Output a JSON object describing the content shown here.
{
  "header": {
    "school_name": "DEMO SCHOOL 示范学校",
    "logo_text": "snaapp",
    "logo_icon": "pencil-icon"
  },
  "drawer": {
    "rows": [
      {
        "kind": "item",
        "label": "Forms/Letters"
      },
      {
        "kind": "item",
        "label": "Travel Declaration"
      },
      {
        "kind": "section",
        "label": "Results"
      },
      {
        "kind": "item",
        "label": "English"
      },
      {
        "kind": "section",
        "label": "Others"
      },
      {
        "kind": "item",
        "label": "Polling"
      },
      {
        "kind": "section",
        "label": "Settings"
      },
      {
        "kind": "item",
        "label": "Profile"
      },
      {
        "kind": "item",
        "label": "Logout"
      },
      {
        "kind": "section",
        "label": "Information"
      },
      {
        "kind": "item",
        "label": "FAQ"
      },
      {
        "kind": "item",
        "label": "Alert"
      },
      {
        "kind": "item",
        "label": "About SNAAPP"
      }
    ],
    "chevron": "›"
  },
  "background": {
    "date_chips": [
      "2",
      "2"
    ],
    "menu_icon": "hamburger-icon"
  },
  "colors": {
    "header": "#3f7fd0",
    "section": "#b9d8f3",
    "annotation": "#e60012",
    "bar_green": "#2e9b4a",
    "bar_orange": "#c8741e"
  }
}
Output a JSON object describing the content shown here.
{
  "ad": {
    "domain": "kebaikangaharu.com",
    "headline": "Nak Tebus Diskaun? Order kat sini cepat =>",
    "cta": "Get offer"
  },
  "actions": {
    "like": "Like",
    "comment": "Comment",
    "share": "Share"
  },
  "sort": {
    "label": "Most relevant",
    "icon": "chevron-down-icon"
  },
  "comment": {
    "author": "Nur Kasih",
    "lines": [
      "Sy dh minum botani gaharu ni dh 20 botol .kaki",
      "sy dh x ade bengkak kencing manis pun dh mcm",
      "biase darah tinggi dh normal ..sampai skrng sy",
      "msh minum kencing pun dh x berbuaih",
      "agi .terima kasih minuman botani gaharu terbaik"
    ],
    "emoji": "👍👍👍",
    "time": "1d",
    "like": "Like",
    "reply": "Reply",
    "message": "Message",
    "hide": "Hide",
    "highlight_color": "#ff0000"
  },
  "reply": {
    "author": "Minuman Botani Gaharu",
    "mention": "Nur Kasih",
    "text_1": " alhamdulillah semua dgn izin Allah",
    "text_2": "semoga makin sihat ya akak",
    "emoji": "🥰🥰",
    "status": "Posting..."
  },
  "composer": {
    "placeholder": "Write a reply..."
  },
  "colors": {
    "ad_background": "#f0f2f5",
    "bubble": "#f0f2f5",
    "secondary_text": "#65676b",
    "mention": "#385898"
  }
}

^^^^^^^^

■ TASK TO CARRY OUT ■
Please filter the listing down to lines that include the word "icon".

■ RESPONSE AREA ■
    "logo_icon": "pencil-icon"
    "menu_icon": "hamburger-icon"
    "icon": "chevron-down-icon"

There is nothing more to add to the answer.